WORK ITEM
Go through the records underneath and write each one out again exactly.

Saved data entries
%%

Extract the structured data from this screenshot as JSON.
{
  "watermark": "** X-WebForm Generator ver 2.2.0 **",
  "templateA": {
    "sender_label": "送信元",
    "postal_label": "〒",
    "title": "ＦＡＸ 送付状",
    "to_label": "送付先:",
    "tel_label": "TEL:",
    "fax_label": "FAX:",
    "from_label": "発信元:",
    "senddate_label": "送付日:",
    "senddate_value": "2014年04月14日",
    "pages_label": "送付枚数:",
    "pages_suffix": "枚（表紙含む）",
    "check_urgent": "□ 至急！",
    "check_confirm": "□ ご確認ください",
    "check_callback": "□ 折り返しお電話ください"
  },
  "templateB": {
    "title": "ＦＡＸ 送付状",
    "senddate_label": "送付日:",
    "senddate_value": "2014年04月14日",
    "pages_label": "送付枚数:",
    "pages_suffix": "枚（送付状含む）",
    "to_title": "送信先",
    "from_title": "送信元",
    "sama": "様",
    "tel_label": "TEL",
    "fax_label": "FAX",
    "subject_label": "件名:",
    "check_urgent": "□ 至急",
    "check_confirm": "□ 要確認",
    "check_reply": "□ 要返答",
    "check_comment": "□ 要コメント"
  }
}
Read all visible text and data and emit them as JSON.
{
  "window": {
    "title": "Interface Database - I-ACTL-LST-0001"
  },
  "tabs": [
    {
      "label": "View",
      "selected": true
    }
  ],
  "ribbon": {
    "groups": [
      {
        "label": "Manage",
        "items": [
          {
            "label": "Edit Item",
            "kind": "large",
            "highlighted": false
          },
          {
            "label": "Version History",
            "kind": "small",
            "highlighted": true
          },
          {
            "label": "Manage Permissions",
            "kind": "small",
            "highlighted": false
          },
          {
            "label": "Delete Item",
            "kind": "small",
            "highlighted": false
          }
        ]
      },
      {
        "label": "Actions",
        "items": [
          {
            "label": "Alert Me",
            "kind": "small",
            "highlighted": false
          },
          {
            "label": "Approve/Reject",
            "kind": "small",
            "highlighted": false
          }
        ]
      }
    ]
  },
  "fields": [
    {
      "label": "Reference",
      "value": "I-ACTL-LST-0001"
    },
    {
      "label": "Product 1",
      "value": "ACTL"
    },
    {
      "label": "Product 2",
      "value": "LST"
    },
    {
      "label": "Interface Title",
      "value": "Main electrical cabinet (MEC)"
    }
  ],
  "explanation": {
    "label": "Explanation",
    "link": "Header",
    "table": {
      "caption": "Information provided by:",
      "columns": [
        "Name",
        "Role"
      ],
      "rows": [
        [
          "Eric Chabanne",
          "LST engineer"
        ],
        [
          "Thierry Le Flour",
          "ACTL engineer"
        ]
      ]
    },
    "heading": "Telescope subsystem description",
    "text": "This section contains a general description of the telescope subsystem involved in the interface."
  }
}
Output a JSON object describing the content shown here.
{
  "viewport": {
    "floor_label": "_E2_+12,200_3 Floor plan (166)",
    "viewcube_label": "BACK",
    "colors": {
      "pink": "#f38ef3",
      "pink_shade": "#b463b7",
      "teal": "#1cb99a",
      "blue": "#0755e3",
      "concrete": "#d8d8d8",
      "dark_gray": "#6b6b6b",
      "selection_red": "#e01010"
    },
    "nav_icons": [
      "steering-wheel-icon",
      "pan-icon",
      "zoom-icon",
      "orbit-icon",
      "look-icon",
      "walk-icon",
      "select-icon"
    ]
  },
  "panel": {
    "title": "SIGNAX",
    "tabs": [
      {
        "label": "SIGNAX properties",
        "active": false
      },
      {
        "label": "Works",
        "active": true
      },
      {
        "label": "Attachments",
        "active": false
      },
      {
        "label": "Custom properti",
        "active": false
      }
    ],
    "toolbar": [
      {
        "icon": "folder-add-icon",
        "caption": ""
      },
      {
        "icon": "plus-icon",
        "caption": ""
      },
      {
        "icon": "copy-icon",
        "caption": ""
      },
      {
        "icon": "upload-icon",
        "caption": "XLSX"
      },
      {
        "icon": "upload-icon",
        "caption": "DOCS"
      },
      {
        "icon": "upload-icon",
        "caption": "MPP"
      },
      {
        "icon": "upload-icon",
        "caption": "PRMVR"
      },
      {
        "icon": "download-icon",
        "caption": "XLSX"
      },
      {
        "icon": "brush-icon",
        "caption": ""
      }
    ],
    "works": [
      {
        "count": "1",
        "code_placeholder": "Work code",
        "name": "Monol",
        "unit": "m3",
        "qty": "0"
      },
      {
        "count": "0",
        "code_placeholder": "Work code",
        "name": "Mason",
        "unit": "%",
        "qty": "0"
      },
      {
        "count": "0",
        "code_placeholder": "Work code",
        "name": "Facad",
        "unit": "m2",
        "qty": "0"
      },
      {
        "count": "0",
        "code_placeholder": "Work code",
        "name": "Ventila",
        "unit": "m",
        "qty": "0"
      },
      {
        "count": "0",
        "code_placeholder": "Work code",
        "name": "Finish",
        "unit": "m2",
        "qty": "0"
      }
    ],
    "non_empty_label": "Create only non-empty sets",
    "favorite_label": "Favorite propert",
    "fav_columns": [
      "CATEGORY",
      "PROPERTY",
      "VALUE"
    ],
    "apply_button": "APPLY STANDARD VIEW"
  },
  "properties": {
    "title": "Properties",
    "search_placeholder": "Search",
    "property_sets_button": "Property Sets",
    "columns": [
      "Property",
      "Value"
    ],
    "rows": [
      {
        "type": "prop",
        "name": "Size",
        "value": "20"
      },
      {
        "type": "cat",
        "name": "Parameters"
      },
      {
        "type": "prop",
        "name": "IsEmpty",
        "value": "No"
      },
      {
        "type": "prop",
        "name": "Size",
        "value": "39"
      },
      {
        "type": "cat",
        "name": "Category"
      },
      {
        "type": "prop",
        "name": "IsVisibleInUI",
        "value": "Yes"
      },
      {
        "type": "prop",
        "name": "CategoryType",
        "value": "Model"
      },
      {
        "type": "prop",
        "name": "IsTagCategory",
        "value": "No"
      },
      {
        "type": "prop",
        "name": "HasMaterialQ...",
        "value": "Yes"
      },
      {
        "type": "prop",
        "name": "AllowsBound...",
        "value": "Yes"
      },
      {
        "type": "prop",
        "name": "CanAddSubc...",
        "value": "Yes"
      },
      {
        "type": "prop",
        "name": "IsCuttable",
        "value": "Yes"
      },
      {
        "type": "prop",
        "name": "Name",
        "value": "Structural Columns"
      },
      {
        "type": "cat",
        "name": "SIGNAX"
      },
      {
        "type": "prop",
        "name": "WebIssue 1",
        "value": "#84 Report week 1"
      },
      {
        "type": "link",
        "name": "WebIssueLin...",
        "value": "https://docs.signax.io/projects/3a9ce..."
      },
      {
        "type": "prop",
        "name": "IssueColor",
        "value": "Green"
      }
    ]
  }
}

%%

THE ANSWER
Extract the structured data from this screenshot as JSON.
{
  "watermark": "** X-WebForm Generator ver 2.2.0 **",
  "templateA": {
    "sender_label": "送信元",
    "postal_label": "〒",
    "title": "ＦＡＸ 送付状",
    "to_label": "送付先:",
    "tel_label": "TEL:",
    "fax_label": "FAX:",
    "from_label": "発信元:",
    "senddate_label": "送付日:",
    "senddate_value": "2014年04月14日",
    "pages_label": "送付枚数:",
    "pages_suffix": "枚（表紙含む）",
    "check_urgent": "□ 至急！",
    "check_confirm": "□ ご確認ください",
    "check_callback": "□ 折り返しお電話ください"
  },
  "templateB": {
    "title": "ＦＡＸ 送付状",
    "senddate_label": "送付日:",
    "senddate_value": "2014年04月14日",
    "pages_label": "送付枚数:",
    "pages_suffix": "枚（送付状含む）",
    "to_title": "送信先",
    "from_title": "送信元",
    "sama": "様",
    "tel_label": "TEL",
    "fax_label": "FAX",
    "subject_label": "件名:",
    "check_urgent": "□ 至急",
    "check_confirm": "□ 要確認",
    "check_reply": "□ 要返答",
    "check_comment": "□ 要コメント"
  }
}
Read all visible text and data and emit them as JSON.
{
  "window": {
    "title": "Interface Database - I-ACTL-LST-0001"
  },
  "tabs": [
    {
      "label": "View",
      "selected": true
    }
  ],
  "ribbon": {
    "groups": [
      {
        "label": "Manage",
        "items": [
          {
            "label": "Edit Item",
            "kind": "large",
            "highlighted": false
          },
          {
            "label": "Version History",
            "kind": "small",
            "highlighted": true
          },
          {
            "label": "Manage Permissions",
            "kind": "small",
            "highlighted": false
          },
          {
            "label": "Delete Item",
            "kind": "small",
            "highlighted": false
          }
        ]
      },
      {
        "label": "Actions",
        "items": [
          {
            "label": "Alert Me",
            "kind": "small",
            "highlighted": false
          },
          {
            "label": "Approve/Reject",
            "kind": "small",
            "highlighted": false
          }
        ]
      }
    ]
  },
  "fields": [
    {
      "label": "Reference",
      "value": "I-ACTL-LST-0001"
    },
    {
      "label": "Product 1",
      "value": "ACTL"
    },
    {
      "label": "Product 2",
      "value": "LST"
    },
    {
      "label": "Interface Title",
      "value": "Main electrical cabinet (MEC)"
    }
  ],
  "explanation": {
    "label": "Explanation",
    "link": "Header",
    "table": {
      "caption": "Information provided by:",
      "columns": [
        "Name",
        "Role"
      ],
      "rows": [
        [
          "Eric Chabanne",
          "LST engineer"
        ],
        [
          "Thierry Le Flour",
          "ACTL engineer"
        ]
      ]
    },
    "heading": "Telescope subsystem description",
    "text": "This section contains a general description of the telescope subsystem involved in the interface."
  }
}
Output a JSON object describing the content shown here.
{
  "viewport": {
    "floor_label": "_E2_+12,200_3 Floor plan (166)",
    "viewcube_label": "BACK",
    "colors": {
      "pink": "#f38ef3",
      "pink_shade": "#b463b7",
      "teal": "#1cb99a",
      "blue": "#0755e3",
      "concrete": "#d8d8d8",
      "dark_gray": "#6b6b6b",
      "selection_red": "#e01010"
    },
    "nav_icons": [
      "steering-wheel-icon",
      "pan-icon",
      "zoom-icon",
      "orbit-icon",
      "look-icon",
      "walk-icon",
      "select-icon"
    ]
  },
  "panel": {
    "title": "SIGNAX",
    "tabs": [
      {
        "label": "SIGNAX properties",
        "active": false
      },
      {
        "label": "Works",
        "active": true
      },
      {
        "label": "Attachments",
        "active": false
      },
      {
        "label": "Custom properti",
        "active": false
      }
    ],
    "toolbar": [
      {
        "icon": "folder-add-icon",
        "caption": ""
      },
      {
        "icon": "plus-icon",
        "caption": ""
      },
      {
        "icon": "copy-icon",
        "caption": ""
      },
      {
        "icon": "upload-icon",
        "caption": "XLSX"
      },
      {
        "icon": "upload-icon",
        "caption": "DOCS"
      },
      {
        "icon": "upload-icon",
        "caption": "MPP"
      },
      {
        "icon": "upload-icon",
        "caption": "PRMVR"
      },
      {
        "icon": "download-icon",
        "caption": "XLSX"
      },
      {
        "icon": "brush-icon",
        "caption": ""
      }
    ],
    "works": [
      {
        "count": "1",
        "code_placeholder": "Work code",
        "name": "Monol",
        "unit": "m3",
        "qty": "0"
      },
      {
        "count": "0",
        "code_placeholder": "Work code",
        "name": "Mason",
        "unit": "%",
        "qty": "0"
      },
      {
        "count": "0",
        "code_placeholder": "Work code",
        "name": "Facad",
        "unit": "m2",
        "qty": "0"
      },
      {
        "count": "0",
        "code_placeholder": "Work code",
        "name": "Ventila",
        "unit": "m",
        "qty": "0"
      },
      {
        "count": "0",
        "code_placeholder": "Work code",
        "name": "Finish",
        "unit": "m2",
        "qty": "0"
      }
    ],
    "non_empty_label": "Create only non-empty sets",
    "favorite_label": "Favorite propert",
    "fav_columns": [
      "CATEGORY",
      "PROPERTY",
      "VALUE"
    ],
    "apply_button": "APPLY STANDARD VIEW"
  },
  "properties": {
    "title": "Properties",
    "search_placeholder": "Search",
    "property_sets_button": "Property Sets",
    "columns": [
      "Property",
      "Value"
    ],
    "rows": [
      {
        "type": "prop",
        "name": "Size",
        "value": "20"
      },
      {
        "type": "cat",
        "name": "Parameters"
      },
      {
        "type": "prop",
        "name": "IsEmpty",
        "value": "No"
      },
      {
        "type": "prop",
        "name": "Size",
        "value": "39"
      },
      {
        "type": "cat",
        "name": "Category"
      },
      {
        "type": "prop",
        "name": "IsVisibleInUI",
        "value": "Yes"
      },
      {
        "type": "prop",
        "name": "CategoryType",
        "value": "Model"
      },
      {
        "type": "prop",
        "name": "IsTagCategory",
        "value": "No"
      },
      {
        "type": "prop",
        "name": "HasMaterialQ...",
        "value": "Yes"
      },
      {
        "type": "prop",
        "name": "AllowsBound...",
        "value": "Yes"
      },
      {
        "type": "prop",
        "name": "CanAddSubc...",
        "value": "Yes"
      },
      {
        "type": "prop",
        "name": "IsCuttable",
        "value": "Yes"
      },
      {
        "type": "prop",
        "name": "Name",
        "value": "Structural Columns"
      },
      {
        "type": "cat",
        "name": "SIGNAX"
      },
      {
        "type": "prop",
        "name": "WebIssue 1",
        "value": "#84 Report week 1"
      },
      {
        "type": "link",
        "name": "WebIssueLin...",
        "value": "https://docs.signax.io/projects/3a9ce..."
      },
      {
        "type": "prop",
        "name": "IssueColor",
        "value": "Green"
      }
    ]
  }
}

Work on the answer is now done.